Input data:
BEGIN

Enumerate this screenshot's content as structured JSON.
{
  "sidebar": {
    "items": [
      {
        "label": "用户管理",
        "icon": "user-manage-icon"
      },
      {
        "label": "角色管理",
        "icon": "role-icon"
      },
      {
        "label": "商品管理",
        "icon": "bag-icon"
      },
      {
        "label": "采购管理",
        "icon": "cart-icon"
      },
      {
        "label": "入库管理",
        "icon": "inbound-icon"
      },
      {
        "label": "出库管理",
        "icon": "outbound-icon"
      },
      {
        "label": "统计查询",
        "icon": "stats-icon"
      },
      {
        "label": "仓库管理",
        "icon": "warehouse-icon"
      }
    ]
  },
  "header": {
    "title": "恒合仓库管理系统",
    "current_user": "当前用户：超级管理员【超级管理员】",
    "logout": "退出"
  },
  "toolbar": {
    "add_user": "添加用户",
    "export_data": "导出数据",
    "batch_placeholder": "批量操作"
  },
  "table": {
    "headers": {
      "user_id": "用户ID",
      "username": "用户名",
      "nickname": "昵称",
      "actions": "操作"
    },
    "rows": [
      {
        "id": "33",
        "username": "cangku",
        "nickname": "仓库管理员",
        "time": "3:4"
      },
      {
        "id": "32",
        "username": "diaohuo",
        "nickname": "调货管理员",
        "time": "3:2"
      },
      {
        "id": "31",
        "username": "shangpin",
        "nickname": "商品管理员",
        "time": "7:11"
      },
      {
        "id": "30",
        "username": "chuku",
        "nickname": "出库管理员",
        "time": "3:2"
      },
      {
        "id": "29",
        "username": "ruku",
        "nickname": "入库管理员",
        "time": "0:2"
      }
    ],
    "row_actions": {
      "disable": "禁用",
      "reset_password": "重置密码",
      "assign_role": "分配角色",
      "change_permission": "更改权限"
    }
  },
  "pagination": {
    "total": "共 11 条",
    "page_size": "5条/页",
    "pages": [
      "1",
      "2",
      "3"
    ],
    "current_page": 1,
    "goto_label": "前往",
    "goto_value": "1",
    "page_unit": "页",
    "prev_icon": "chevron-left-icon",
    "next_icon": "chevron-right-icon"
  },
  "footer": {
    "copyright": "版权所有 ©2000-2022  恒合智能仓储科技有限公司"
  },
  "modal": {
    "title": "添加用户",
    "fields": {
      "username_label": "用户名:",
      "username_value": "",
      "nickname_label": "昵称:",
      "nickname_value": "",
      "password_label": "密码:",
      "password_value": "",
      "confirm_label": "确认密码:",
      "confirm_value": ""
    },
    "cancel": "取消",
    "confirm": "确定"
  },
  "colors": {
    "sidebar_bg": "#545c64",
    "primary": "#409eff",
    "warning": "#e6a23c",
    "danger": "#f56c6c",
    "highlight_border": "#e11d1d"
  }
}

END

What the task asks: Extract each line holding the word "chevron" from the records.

Written solution:
    "prev_icon": "chevron-left-icon",
    "next_icon": "chevron-right-icon"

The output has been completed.